▶ **EXERCISE DESCRIPTION**
In your reply, write out each entry exactly as given.
Start of ENTRIES PROVIDED
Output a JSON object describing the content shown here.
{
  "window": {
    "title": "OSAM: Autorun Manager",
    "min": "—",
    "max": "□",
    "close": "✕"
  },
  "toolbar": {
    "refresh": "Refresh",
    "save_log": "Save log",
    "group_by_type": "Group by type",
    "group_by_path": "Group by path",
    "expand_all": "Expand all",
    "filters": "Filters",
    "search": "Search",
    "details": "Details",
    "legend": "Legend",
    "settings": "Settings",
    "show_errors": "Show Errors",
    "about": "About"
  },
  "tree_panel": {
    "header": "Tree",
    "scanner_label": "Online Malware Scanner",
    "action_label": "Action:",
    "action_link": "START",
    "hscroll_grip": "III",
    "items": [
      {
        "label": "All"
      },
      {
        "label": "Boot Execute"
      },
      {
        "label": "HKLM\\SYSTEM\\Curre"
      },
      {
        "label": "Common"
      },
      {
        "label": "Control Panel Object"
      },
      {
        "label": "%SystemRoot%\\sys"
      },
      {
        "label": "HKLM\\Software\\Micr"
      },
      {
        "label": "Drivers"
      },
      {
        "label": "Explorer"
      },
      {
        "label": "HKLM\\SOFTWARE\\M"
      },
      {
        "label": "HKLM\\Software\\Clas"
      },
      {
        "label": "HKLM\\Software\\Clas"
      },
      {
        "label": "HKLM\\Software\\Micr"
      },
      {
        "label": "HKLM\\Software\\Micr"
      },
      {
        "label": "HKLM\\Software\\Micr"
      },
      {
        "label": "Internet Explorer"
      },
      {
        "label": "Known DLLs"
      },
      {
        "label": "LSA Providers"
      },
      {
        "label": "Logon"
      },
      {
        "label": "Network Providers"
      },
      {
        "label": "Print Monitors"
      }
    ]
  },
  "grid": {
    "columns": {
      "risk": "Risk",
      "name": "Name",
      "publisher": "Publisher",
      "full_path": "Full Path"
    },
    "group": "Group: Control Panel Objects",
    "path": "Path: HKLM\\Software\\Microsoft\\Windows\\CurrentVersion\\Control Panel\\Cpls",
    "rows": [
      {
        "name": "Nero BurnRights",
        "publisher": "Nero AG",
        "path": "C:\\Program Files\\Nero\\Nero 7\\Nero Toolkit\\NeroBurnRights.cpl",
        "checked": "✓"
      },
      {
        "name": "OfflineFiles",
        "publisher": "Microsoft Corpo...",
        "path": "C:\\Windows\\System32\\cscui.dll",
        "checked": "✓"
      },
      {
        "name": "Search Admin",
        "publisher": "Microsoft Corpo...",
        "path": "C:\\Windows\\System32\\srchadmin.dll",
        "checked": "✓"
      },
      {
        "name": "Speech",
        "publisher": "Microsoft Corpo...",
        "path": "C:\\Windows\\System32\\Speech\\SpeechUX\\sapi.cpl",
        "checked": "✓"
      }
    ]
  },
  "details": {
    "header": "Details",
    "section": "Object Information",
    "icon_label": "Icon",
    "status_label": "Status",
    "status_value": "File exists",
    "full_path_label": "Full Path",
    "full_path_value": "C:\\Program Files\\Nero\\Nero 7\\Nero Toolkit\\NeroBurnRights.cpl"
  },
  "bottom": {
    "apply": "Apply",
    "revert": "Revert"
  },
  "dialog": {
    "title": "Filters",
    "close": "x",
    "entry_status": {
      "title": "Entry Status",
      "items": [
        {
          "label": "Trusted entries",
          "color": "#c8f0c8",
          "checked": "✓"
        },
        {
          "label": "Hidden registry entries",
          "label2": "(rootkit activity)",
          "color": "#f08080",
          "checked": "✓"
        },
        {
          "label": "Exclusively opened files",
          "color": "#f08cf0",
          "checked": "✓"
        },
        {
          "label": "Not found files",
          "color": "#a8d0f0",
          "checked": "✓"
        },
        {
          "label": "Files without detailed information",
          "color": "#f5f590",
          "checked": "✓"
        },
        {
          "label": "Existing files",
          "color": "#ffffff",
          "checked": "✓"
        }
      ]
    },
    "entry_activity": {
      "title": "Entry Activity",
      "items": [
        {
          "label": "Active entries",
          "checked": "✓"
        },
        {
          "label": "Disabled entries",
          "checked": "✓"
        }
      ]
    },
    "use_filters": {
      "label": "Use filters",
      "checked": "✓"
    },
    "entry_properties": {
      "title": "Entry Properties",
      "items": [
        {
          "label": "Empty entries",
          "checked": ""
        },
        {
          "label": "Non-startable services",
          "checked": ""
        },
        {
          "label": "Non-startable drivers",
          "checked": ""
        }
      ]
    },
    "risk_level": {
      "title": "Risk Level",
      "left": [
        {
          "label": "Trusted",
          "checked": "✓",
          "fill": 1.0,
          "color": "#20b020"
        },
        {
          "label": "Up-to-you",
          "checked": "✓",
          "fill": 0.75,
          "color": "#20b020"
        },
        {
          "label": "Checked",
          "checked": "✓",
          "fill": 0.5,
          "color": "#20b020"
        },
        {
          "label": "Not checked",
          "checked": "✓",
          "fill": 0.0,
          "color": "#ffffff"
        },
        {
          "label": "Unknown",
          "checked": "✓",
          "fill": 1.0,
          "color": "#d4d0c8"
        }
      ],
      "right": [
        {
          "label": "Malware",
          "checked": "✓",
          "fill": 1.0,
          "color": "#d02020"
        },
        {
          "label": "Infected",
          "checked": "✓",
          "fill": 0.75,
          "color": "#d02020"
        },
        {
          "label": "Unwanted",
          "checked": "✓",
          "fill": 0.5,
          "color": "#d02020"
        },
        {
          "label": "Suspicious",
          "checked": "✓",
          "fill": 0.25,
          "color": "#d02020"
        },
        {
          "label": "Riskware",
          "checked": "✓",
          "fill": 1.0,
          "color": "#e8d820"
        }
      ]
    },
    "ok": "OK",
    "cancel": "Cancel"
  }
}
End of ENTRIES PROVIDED
▶ **RESPONSE**
Output a JSON object describing the content shown here.
{
  "window": {
    "title": "OSAM: Autorun Manager",
    "min": "—",
    "max": "□",
    "close": "✕"
  },
  "toolbar": {
    "refresh": "Refresh",
    "save_log": "Save log",
    "group_by_type": "Group by type",
    "group_by_path": "Group by path",
    "expand_all": "Expand all",
    "filters": "Filters",
    "search": "Search",
    "details": "Details",
    "legend": "Legend",
    "settings": "Settings",
    "show_errors": "Show Errors",
    "about": "About"
  },
  "tree_panel": {
    "header": "Tree",
    "scanner_label": "Online Malware Scanner",
    "action_label": "Action:",
    "action_link": "START",
    "hscroll_grip": "III",
    "items": [
      {
        "label": "All"
      },
      {
        "label": "Boot Execute"
      },
      {
        "label": "HKLM\\SYSTEM\\Curre"
      },
      {
        "label": "Common"
      },
      {
        "label": "Control Panel Object"
      },
      {
        "label": "%SystemRoot%\\sys"
      },
      {
        "label": "HKLM\\Software\\Micr"
      },
      {
        "label": "Drivers"
      },
      {
        "label": "Explorer"
      },
      {
        "label": "HKLM\\SOFTWARE\\M"
      },
      {
        "label": "HKLM\\Software\\Clas"
      },
      {
        "label": "HKLM\\Software\\Clas"
      },
      {
        "label": "HKLM\\Software\\Micr"
      },
      {
        "label": "HKLM\\Software\\Micr"
      },
      {
        "label": "HKLM\\Software\\Micr"
      },
      {
        "label": "Internet Explorer"
      },
      {
        "label": "Known DLLs"
      },
      {
        "label": "LSA Providers"
      },
      {
        "label": "Logon"
      },
      {
        "label": "Network Providers"
      },
      {
        "label": "Print Monitors"
      }
    ]
  },
  "grid": {
    "columns": {
      "risk": "Risk",
      "name": "Name",
      "publisher": "Publisher",
      "full_path": "Full Path"
    },
    "group": "Group: Control Panel Objects",
    "path": "Path: HKLM\\Software\\Microsoft\\Windows\\CurrentVersion\\Control Panel\\Cpls",
    "rows": [
      {
        "name": "Nero BurnRights",
        "publisher": "Nero AG",
        "path": "C:\\Program Files\\Nero\\Nero 7\\Nero Toolkit\\NeroBurnRights.cpl",
        "checked": "✓"
      },
      {
        "name": "OfflineFiles",
        "publisher": "Microsoft Corpo...",
        "path": "C:\\Windows\\System32\\cscui.dll",
        "checked": "✓"
      },
      {
        "name": "Search Admin",
        "publisher": "Microsoft Corpo...",
        "path": "C:\\Windows\\System32\\srchadmin.dll",
        "checked": "✓"
      },
      {
        "name": "Speech",
        "publisher": "Microsoft Corpo...",
        "path": "C:\\Windows\\System32\\Speech\\SpeechUX\\sapi.cpl",
        "checked": "✓"
      }
    ]
  },
  "details": {
    "header": "Details",
    "section": "Object Information",
    "icon_label": "Icon",
    "status_label": "Status",
    "status_value": "File exists",
    "full_path_label": "Full Path",
    "full_path_value": "C:\\Program Files\\Nero\\Nero 7\\Nero Toolkit\\NeroBurnRights.cpl"
  },
  "bottom": {
    "apply": "Apply",
    "revert": "Revert"
  },
  "dialog": {
    "title": "Filters",
    "close": "x",
    "entry_status": {
      "title": "Entry Status",
      "items": [
        {
          "label": "Trusted entries",
          "color": "#c8f0c8",
          "checked": "✓"
        },
        {
          "label": "Hidden registry entries",
          "label2": "(rootkit activity)",
          "color": "#f08080",
          "checked": "✓"
        },
        {
          "label": "Exclusively opened files",
          "color": "#f08cf0",
          "checked": "✓"
        },
        {
          "label": "Not found files",
          "color": "#a8d0f0",
          "checked": "✓"
        },
        {
          "label": "Files without detailed information",
          "color": "#f5f590",
          "checked": "✓"
        },
        {
          "label": "Existing files",
          "color": "#ffffff",
          "checked": "✓"
        }
      ]
    },
    "entry_activity": {
      "title": "Entry Activity",
      "items": [
        {
          "label": "Active entries",
          "checked": "✓"
        },
        {
          "label": "Disabled entries",
          "checked": "✓"
        }
      ]
    },
    "use_filters": {
      "label": "Use filters",
      "checked": "✓"
    },
    "entry_properties": {
      "title": "Entry Properties",
      "items": [
        {
          "label": "Empty entries",
          "checked": ""
        },
        {
          "label": "Non-startable services",
          "checked": ""
        },
        {
          "label": "Non-startable drivers",
          "checked": ""
        }
      ]
    },
    "risk_level": {
      "title": "Risk Level",
      "left": [
        {
          "label": "Trusted",
          "checked": "✓",
          "fill": 1.0,
          "color": "#20b020"
        },
        {
          "label": "Up-to-you",
          "checked": "✓",
          "fill": 0.75,
          "color": "#20b020"
        },
        {
          "label": "Checked",
          "checked": "✓",
          "fill": 0.5,
          "color": "#20b020"
        },
        {
          "label": "Not checked",
          "checked": "✓",
          "fill": 0.0,
          "color": "#ffffff"
        },
        {
          "label": "Unknown",
          "checked": "✓",
          "fill": 1.0,
          "color": "#d4d0c8"
        }
      ],
      "right": [
        {
          "label": "Malware",
          "checked": "✓",
          "fill": 1.0,
          "color": "#d02020"
        },
        {
          "label": "Infected",
          "checked": "✓",
          "fill": 0.75,
          "color": "#d02020"
        },
        {
          "label": "Unwanted",
          "checked": "✓",
          "fill": 0.5,
          "color": "#d02020"
        },
        {
          "label": "Suspicious",
          "checked": "✓",
          "fill": 0.25,
          "color": "#d02020"
        },
        {
          "label": "Riskware",
          "checked": "✓",
          "fill": 1.0,
          "color": "#e8d820"
        }
      ]
    },
    "ok": "OK",
    "cancel": "Cancel"
  }
}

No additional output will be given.